# Assignment:
Reproduce, exactly as they appear, the line containing "Output a JSON" and every line after it, ending with the last line of the records.

—————

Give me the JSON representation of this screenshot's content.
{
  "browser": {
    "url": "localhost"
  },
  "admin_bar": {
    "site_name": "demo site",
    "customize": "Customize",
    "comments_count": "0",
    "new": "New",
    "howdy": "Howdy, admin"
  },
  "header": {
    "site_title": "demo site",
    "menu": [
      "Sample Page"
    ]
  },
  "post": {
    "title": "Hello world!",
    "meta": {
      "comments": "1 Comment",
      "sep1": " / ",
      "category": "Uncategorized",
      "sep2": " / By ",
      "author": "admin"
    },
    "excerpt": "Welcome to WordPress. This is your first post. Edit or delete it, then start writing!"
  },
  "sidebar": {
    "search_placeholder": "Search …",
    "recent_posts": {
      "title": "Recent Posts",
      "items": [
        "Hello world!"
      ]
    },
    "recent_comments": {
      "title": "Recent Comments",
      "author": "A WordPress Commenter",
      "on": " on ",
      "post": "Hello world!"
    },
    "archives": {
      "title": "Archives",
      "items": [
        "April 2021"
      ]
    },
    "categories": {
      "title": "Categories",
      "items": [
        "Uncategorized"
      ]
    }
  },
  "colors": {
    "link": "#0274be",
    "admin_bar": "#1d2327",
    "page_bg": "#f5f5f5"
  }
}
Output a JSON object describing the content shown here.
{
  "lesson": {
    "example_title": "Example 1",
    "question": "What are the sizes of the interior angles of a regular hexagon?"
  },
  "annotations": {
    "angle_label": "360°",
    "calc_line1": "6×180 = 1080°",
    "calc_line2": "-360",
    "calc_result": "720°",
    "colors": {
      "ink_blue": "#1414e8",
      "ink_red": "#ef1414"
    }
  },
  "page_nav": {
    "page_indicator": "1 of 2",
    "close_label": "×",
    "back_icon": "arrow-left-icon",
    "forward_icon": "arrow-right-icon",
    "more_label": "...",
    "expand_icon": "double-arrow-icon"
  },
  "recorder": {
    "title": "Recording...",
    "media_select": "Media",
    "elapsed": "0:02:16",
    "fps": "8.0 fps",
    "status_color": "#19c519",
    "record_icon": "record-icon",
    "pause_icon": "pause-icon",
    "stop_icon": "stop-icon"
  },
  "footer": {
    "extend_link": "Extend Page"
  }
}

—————

# Solution to this problem:
Output a JSON object describing the content shown here.
{
  "lesson": {
    "example_title": "Example 1",
    "question": "What are the sizes of the interior angles of a regular hexagon?"
  },
  "annotations": {
    "angle_label": "360°",
    "calc_line1": "6×180 = 1080°",
    "calc_line2": "-360",
    "calc_result": "720°",
    "colors": {
      "ink_blue": "#1414e8",
      "ink_red": "#ef1414"
    }
  },
  "page_nav": {
    "page_indicator": "1 of 2",
    "close_label": "×",
    "back_icon": "arrow-left-icon",
    "forward_icon": "arrow-right-icon",
    "more_label": "...",
    "expand_icon": "double-arrow-icon"
  },
  "recorder": {
    "title": "Recording...",
    "media_select": "Media",
    "elapsed": "0:02:16",
    "fps": "8.0 fps",
    "status_color": "#19c519",
    "record_icon": "record-icon",
    "pause_icon": "pause-icon",
    "stop_icon": "stop-icon"
  },
  "footer": {
    "extend_link": "Extend Page"
  }
}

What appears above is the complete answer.